plot -T hpgl will not
be restricted to the palette specified in
HPGL_PENS: it will
assign colors to “logical pens” in the range #1...#31, as needed. The default value is "no" because other than color LaserJet
printers and DesignJet plotters, not many HP-GL/2 devices allow the
assignment of colors to logical pens. In particular, HP-GL/2 pen
plotters do not.
plot -T tek, which produces output for a Tektronix terminal or
emulator, checks the
TERM environment variable. If the value
TERM is a string beginning with "xterm", "nxterm", or "kterm",
it is taken as a sign that
plot is running in an X Window
System VT100 terminal emulator: an
kterm. Before drawing graphics,
plot -T tek will emit an
escape sequence that causes the terminal emulator's auxiliary Tektronix
window, which is normally hidden, to pop up. After the graphics are
drawn, an escape sequence that returns control to the original VT100
window will be emitted. The Tektronix window will remain on the screen.
If the value of
TERM is a string beginning with "kermit",
"ansi.sys", or "nansi.sys", it is taken as a sign that
is running in the VT100 terminal emulator provided by the MS-DOS version
kermit. Before drawing graphics,
plot -T tek will emit
an escape sequence that switches the terminal emulator to Tektronix
mode. Also, some of the Tektronix control codes emitted by
-T tek will be
kermit-specific.

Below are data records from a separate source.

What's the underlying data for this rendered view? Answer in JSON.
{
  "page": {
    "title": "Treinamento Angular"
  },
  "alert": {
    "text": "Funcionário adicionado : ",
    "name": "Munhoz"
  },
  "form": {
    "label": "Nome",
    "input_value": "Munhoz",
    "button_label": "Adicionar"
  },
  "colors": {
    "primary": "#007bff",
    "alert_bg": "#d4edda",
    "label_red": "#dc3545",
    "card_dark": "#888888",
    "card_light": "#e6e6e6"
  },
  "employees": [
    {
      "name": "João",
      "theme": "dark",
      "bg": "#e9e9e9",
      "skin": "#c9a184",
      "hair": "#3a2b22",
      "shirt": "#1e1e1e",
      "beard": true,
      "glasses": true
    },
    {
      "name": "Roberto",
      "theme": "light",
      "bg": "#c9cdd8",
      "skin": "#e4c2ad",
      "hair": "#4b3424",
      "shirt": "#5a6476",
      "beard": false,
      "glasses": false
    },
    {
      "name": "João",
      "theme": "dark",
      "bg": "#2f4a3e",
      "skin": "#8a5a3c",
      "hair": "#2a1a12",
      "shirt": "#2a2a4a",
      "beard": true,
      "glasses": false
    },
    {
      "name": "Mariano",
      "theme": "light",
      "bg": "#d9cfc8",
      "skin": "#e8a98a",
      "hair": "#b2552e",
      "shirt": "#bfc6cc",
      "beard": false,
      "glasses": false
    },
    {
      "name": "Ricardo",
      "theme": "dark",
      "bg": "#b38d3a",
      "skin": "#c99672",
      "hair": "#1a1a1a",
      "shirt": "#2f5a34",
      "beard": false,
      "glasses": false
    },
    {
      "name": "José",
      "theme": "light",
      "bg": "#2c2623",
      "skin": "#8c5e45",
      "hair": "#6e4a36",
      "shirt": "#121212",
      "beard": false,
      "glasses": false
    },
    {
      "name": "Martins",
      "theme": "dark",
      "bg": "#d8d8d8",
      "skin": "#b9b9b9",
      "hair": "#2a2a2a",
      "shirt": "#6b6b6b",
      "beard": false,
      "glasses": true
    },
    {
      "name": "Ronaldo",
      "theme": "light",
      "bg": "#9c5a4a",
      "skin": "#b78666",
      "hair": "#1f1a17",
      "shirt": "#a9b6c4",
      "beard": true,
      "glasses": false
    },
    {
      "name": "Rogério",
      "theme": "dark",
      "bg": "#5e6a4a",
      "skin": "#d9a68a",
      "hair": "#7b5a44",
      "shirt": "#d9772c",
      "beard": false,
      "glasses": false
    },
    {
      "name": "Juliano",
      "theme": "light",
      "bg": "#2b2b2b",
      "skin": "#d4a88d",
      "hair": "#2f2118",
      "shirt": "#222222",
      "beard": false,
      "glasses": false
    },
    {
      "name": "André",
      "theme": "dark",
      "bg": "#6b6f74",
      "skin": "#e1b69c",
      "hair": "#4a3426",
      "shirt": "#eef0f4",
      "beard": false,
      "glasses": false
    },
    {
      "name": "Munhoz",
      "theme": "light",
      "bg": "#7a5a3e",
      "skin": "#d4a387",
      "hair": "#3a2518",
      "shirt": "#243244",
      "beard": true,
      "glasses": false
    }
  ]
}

There will be a limited amount
of color support, which is not normally the case (the 16
colors will be supported). After drawing graphics,
plot -T tek
will emit an escape sequence that returns the emulator to VT100 mode.
The key sequence `ALT minus' can be employed manually within
kermit to switch between the two modes.